However, in order for retrieval to occur, the memory must be stored in such a way that it can become retrieved. In other words, retrieval is dependent on storing a code. The retrieval process, the encoding, is stored in the brain's circuitry. We can, therefore, distinguish a deep holonomic store which can be content addressable from a surface pattern such as naming of stored circuitry.

Thus the deep dis-membered holonomic store can be re-membered. This attribute has endeared the concept to humanists and some philosophers and scientists. However, many of these proponents of a holistic view conflate two very different forms of holism. This relation between cause and effect has served well as the coin of much of current science and the philosophy of science.

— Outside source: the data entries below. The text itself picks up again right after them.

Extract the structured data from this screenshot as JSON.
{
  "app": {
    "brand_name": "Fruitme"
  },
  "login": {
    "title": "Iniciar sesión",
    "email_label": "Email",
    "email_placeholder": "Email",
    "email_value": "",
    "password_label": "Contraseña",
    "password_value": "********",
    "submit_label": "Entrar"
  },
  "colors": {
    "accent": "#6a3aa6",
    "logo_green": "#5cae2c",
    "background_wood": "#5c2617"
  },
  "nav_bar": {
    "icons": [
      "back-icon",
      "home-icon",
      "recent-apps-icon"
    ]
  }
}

My hope has been that as scientists begin to understand and accept the validity of holonomic processes as truly scientific, this understanding will help resolve the current estrangement between the sciences and the humanities, and between sophisticated pursuits of science and sophisticated pursuits of religion. Bullock T. Fourier J. Gabor, D. Hubel D. Journal of Physiology Kandel, E.

Norton and Co. Kuffler, S. Neurophysiology 16 Perkel, D. Brain Research, , Pribram, K. Rall, W.


Karl H. Pribram

Holonomic brain theory is a branch of neuroscience investigating the idea that human consciousness is formed by quantum effects in or between brain cells. This is opposed by traditional neuroscience, which investigates the brain's behavior by looking at patterns of neurons and the surrounding chemistry, and which assumes that any quantum effects will not be significant at this scale. The entire field of quantum consciousness is often criticized as pseudoscience, as detailed on the main article thereof. This specific theory of quantum consciousness was developed by neuroscientist Karl Pribram initially in collaboration with physicist David Bohm. It describes human cognition by modeling the brain as a holographic storage network.


Holonomic brain theory

Karl H. Board-certified as a neurosurgeon , Pribram did pioneering work on the definition of the limbic system , the relationship of the frontal cortex to the limbic system, the sensory-specific "association" cortex of the parietal and temporal lobes , and the classical motor cortex of the human brain. He was professor at Yale University for ten years and at Stanford University for thirty years. To the general public, Pribram is best known for his development of the holonomic brain model of cognitive function and his contribution to ongoing neurological research into memory, emotion, motivation and consciousness. He was married to American author Katherine Neville.

Related Articles